[[ Data, beginning ]]

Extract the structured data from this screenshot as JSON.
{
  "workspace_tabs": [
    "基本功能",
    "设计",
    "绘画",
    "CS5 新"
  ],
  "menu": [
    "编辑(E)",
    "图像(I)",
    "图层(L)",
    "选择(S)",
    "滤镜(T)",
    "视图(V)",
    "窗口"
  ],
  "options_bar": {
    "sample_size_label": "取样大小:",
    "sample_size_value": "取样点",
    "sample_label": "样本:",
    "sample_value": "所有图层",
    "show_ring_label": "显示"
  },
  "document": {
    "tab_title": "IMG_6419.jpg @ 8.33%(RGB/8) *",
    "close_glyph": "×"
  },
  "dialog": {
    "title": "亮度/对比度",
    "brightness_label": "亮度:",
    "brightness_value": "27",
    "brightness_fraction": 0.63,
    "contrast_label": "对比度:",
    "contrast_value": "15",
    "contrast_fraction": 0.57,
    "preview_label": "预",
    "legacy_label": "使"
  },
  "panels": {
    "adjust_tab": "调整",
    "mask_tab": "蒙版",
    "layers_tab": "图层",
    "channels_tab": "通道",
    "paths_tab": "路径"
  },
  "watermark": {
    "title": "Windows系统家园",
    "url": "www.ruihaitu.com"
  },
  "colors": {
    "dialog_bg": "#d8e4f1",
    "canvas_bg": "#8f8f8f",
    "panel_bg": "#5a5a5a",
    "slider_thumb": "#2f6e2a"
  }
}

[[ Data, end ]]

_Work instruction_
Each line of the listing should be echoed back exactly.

_Solution to this exercise_
Extract the structured data from this screenshot as JSON.
{
  "workspace_tabs": [
    "基本功能",
    "设计",
    "绘画",
    "CS5 新"
  ],
  "menu": [
    "编辑(E)",
    "图像(I)",
    "图层(L)",
    "选择(S)",
    "滤镜(T)",
    "视图(V)",
    "窗口"
  ],
  "options_bar": {
    "sample_size_label": "取样大小:",
    "sample_size_value": "取样点",
    "sample_label": "样本:",
    "sample_value": "所有图层",
    "show_ring_label": "显示"
  },
  "document": {
    "tab_title": "IMG_6419.jpg @ 8.33%(RGB/8) *",
    "close_glyph": "×"
  },
  "dialog": {
    "title": "亮度/对比度",
    "brightness_label": "亮度:",
    "brightness_value": "27",
    "brightness_fraction": 0.63,
    "contrast_label": "对比度:",
    "contrast_value": "15",
    "contrast_fraction": 0.57,
    "preview_label": "预",
    "legacy_label": "使"
  },
  "panels": {
    "adjust_tab": "调整",
    "mask_tab": "蒙版",
    "layers_tab": "图层",
    "channels_tab": "通道",
    "paths_tab": "路径"
  },
  "watermark": {
    "title": "Windows系统家园",
    "url": "www.ruihaitu.com"
  },
  "colors": {
    "dialog_bg": "#d8e4f1",
    "canvas_bg": "#8f8f8f",
    "panel_bg": "#5a5a5a",
    "slider_thumb": "#2f6e2a"
  }
}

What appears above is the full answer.